The story so far as the world knows it:
*That 83, the film on India’s World Cup victory, was to have originally starred Arjun Kapoor as Kapil Dev.
*That Sanjay Puran Singh Chauhan, whose name features in the credits as one of the writers of 83, was to have directed the film. He was the writer-director who first met Kapil and his team, fleshed out the story, added several bits of fiction and wrote the screenplay way back in 2016.
*That it all began when Vishnuvardhan Induri (Founder-Chairperson of Celebrity Cricket League; producer of films like Thalaivii), now credited as one of the producers of 83, chased and got Kapil Dev on board for filming the World Cup story.
What the world has not seen so far:
The first and only visual of how Arjun Kapoor would have looked as Kapil Dev in his most triumphant moment.
In all his recent interviews, Kapil Dev has gamely talked of how it took five years for the story of 1983 to finally reach the audience. But what he diplomatically held back was that five years ago, it was a different actor-director team that had liaised with him and worked on the screenplay.
The inside story:
Known for his script sense, Arjun Kapoor had been bowled over by what was narrated to him when Sanjay Puran Singh and Vishnuvardhan had first approached him. Prepping had begun in right earnest and Lehren’s exclusive photograph is proof of it.

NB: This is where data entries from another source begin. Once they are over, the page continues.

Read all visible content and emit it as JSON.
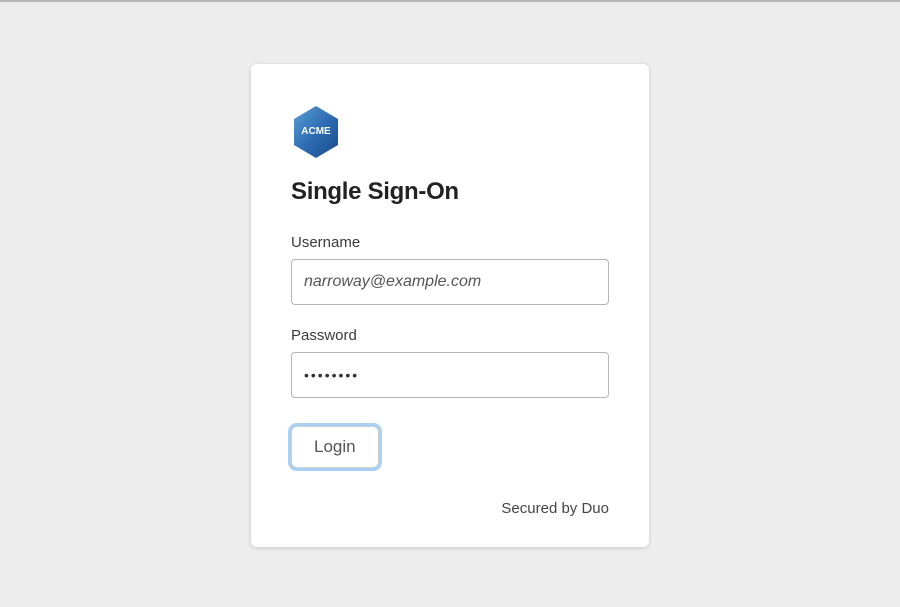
{
  "logo": {
    "text": "ACME",
    "name": "acme-logo"
  },
  "title": "Single Sign-On",
  "form": {
    "username": {
      "label": "Username",
      "value": "narroway@example.com"
    },
    "password": {
      "label": "Password",
      "value": "••••••••"
    },
    "submit_label": "Login"
  },
  "footer": "Secured by Duo"
}
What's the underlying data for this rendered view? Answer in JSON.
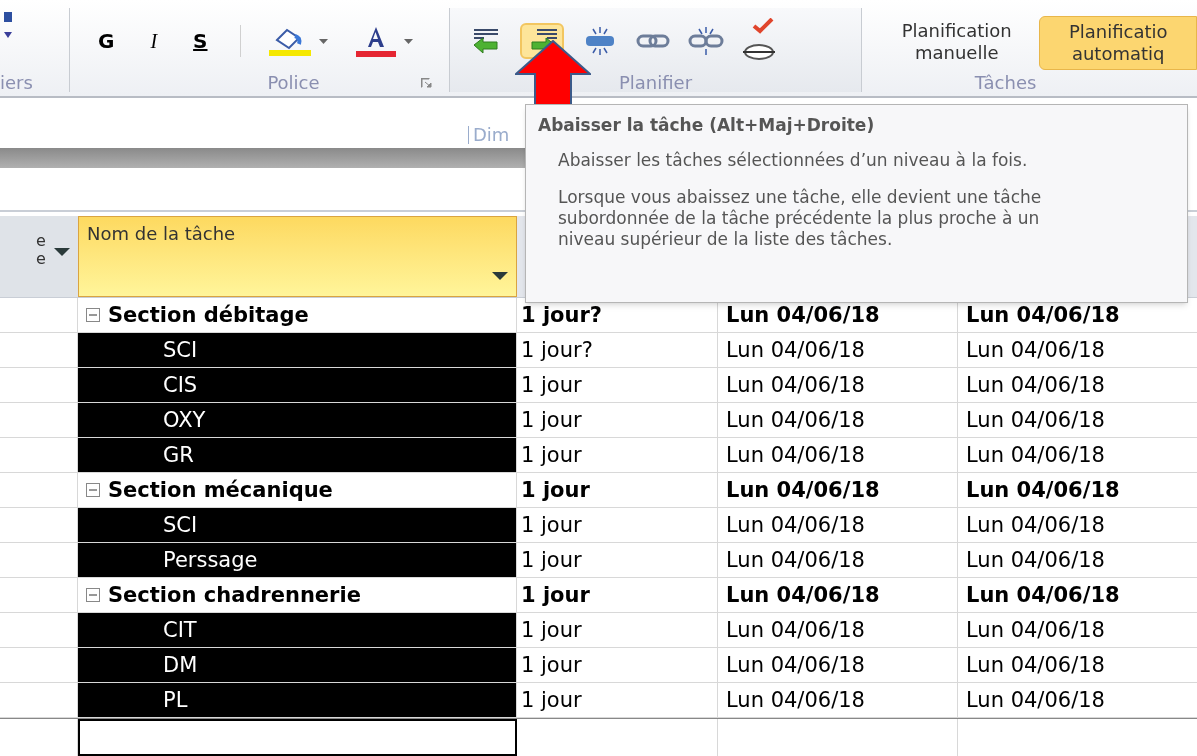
{
  "ribbon": {
    "groups": [
      {
        "kind": "cut",
        "label": "iers"
      },
      {
        "kind": "font",
        "label": "Police",
        "buttons": [
          "G",
          "I",
          "S"
        ]
      },
      {
        "kind": "schedule",
        "label": "Planifier",
        "indent_selected": true
      },
      {
        "kind": "tasks",
        "label": "Tâches",
        "buttons": [
          {
            "label": "Planification manuelle",
            "selected": false
          },
          {
            "label": "Planificatio automatiq",
            "selected": true
          }
        ]
      }
    ]
  },
  "timeline": {
    "date_label": "Dim"
  },
  "table": {
    "columns": [
      {
        "label": "e e",
        "selected": false
      },
      {
        "label": "Nom de la tâche",
        "selected": true
      }
    ],
    "rows": [
      {
        "kind": "summary",
        "name": "Section débitage",
        "duration": "1 jour?",
        "start": "Lun 04/06/18",
        "end": "Lun 04/06/18",
        "selected": false
      },
      {
        "kind": "task",
        "name": "SCI",
        "duration": "1 jour?",
        "start": "Lun 04/06/18",
        "end": "Lun 04/06/18",
        "selected": true
      },
      {
        "kind": "task",
        "name": "CIS",
        "duration": "1 jour",
        "start": "Lun 04/06/18",
        "end": "Lun 04/06/18",
        "selected": true
      },
      {
        "kind": "task",
        "name": "OXY",
        "duration": "1 jour",
        "start": "Lun 04/06/18",
        "end": "Lun 04/06/18",
        "selected": true
      },
      {
        "kind": "task",
        "name": "GR",
        "duration": "1 jour",
        "start": "Lun 04/06/18",
        "end": "Lun 04/06/18",
        "selected": true
      },
      {
        "kind": "summary",
        "name": "Section mécanique",
        "duration": "1 jour",
        "start": "Lun 04/06/18",
        "end": "Lun 04/06/18",
        "selected": false
      },
      {
        "kind": "task",
        "name": "SCI",
        "duration": "1 jour",
        "start": "Lun 04/06/18",
        "end": "Lun 04/06/18",
        "selected": true
      },
      {
        "kind": "task",
        "name": "Perssage",
        "duration": "1 jour",
        "start": "Lun 04/06/18",
        "end": "Lun 04/06/18",
        "selected": true
      },
      {
        "kind": "summary",
        "name": "Section chadrennerie",
        "duration": "1 jour",
        "start": "Lun 04/06/18",
        "end": "Lun 04/06/18",
        "selected": false
      },
      {
        "kind": "task",
        "name": "CIT",
        "duration": "1 jour",
        "start": "Lun 04/06/18",
        "end": "Lun 04/06/18",
        "selected": true
      },
      {
        "kind": "task",
        "name": "DM",
        "duration": "1 jour",
        "start": "Lun 04/06/18",
        "end": "Lun 04/06/18",
        "selected": true
      },
      {
        "kind": "task",
        "name": "PL",
        "duration": "1 jour",
        "start": "Lun 04/06/18",
        "end": "Lun 04/06/18",
        "selected": true
      }
    ]
  },
  "tooltip": {
    "title": "Abaisser la tâche (Alt+Maj+Droite)",
    "paragraphs": [
      "Abaisser les tâches sélectionnées d’un niveau à la fois.",
      "Lorsque vous abaissez une tâche, elle devient une tâche subordonnée de la tâche précédente la plus proche à un niveau supérieur de la liste des tâches."
    ]
  }
}
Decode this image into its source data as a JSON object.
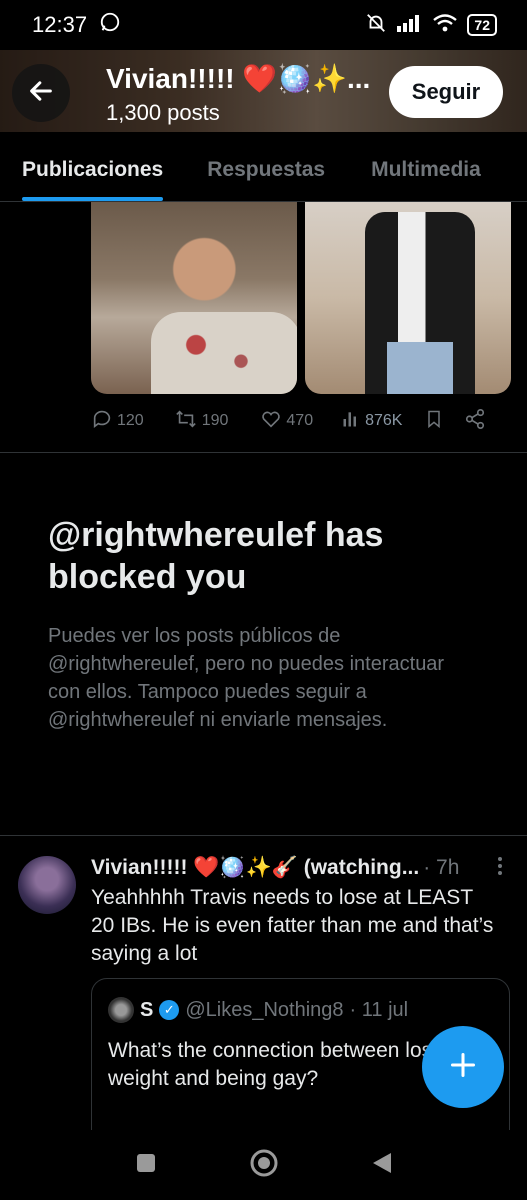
{
  "status_bar": {
    "time": "12:37",
    "battery": "72"
  },
  "header": {
    "name": "Vivian!!!!! ❤️🪩✨...",
    "post_count": "1,300 posts",
    "follow_label": "Seguir"
  },
  "tabs": [
    {
      "label": "Publicaciones",
      "active": true
    },
    {
      "label": "Respuestas",
      "active": false
    },
    {
      "label": "Multimedia",
      "active": false
    }
  ],
  "post_actions": {
    "replies": "120",
    "reposts": "190",
    "likes": "470",
    "views": "876K"
  },
  "blocked": {
    "title": "@rightwhereulef has blocked you",
    "description": "Puedes ver los posts públicos de @rightwhereulef, pero no puedes interactuar con ellos. Tampoco puedes seguir a @rightwhereulef ni enviarle mensajes."
  },
  "tweet": {
    "author": "Vivian!!!!! ❤️🪩✨🎸 (watching...",
    "time": "· 7h",
    "text": "Yeahhhhh Travis needs to lose at LEAST 20 IBs. He is even fatter than me and that’s saying a lot",
    "quote": {
      "name": "S",
      "handle": "@Likes_Nothing8",
      "date": "· 11 jul",
      "text": "What’s the connection between losing weight and being gay?"
    }
  },
  "colors": {
    "accent": "#1d9bf0",
    "muted": "#71767b",
    "text": "#e7e9ea",
    "border": "#2f3336"
  }
}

When he had gone to Arjun with the script, Sanjay Chauhan was already a National Award-winning director. In 2009, he had won the award for Best Debut Film for Lahore, a sports drama.
(Chauhan won the National Award once again in 2021 for Best Direction for the film Bahattar Hoorain. Up next is Akshay Kumar’s Gorkha for this intensely patriotic filmmaker.)
An excited Arjun is said to have taken the script to Aditya Chopra who was impressed but was busy completing Befikre.
Too restless to wait, the actor reportedly went to his ‘friends’ at Phantom Films (once partnered by Anurag Kashyap, Vikramaditya Motwane, Madhu Mantena and Vikas Bahl).
Little did Arjun realise that with this move, both he and director Sanjay Chauhan would soon be eased out of the film.
The film on the 1983 victory grew bigger. Many more producers came in to share Vishnuvardhan’s space. With Bajrangi Bhaijaan behind him, Kabir Khan, one of the biggest names in the business, was brought in as director. Ranveer Singh had also grown into a hugely bankable star and he came in to play Kapil Dev, India’s winning captain.
To Ranveer’s credit, he played with a straight bat and had a chat with his buddy, Arjun Kapoor before doing the film.
To the credit of both Kabir and Ranveer, they infused their own energy, talent and sensibilities into 83, making it one of the best-crafted films of 2021.
But in the bargain, the two men who’d stood at the starting line got left behind.
One gathers from those who’d heard the original script that like all directors do, Kabir Khan also added his own touches to it.
If inside sources are to be believed, a scene where the Pakistani army exhibits sportsmanly grace by promising the Indians on this side of the border that there’d be no firing on the day of the World Cup Finals, did not exist in the original. Our forces at the last post in Siachen who were super keen to catch the radio signals and hear the broadcast of the Finals, was a scene that was reportedly in the script. But Pakistan didn’t figure anywhere in our World Cup victory and, it is believed that in the fictionalised retelling too, the neighbouring country had no part to play in the original screenplay.
Indira Gandhi’s smart political move to have communal tensions eased by ensuring a live telecast of the World Cup Finals never really happened. Reportedly, this piece of fiction was cooked up by the original writer and his team to build up India’s enthusiasm for the game. But the visuals of the communal tension that showed only one community as ‘dara hua’ (frightened) did not exist on paper. That came from Kabir.
It’s also being whispered that the first screenplay had barely 10 to 20 per cent of cricket matches in the belief that India’s march towards victory could be creatively conveyed without expending screen time on the games. The original, say sources, had more of relationships and stories than cricket matches. It changed by the time the film hit the screens.
Whether these and other changes were for better or for worse, is a question that cannot ever have one definitive answer.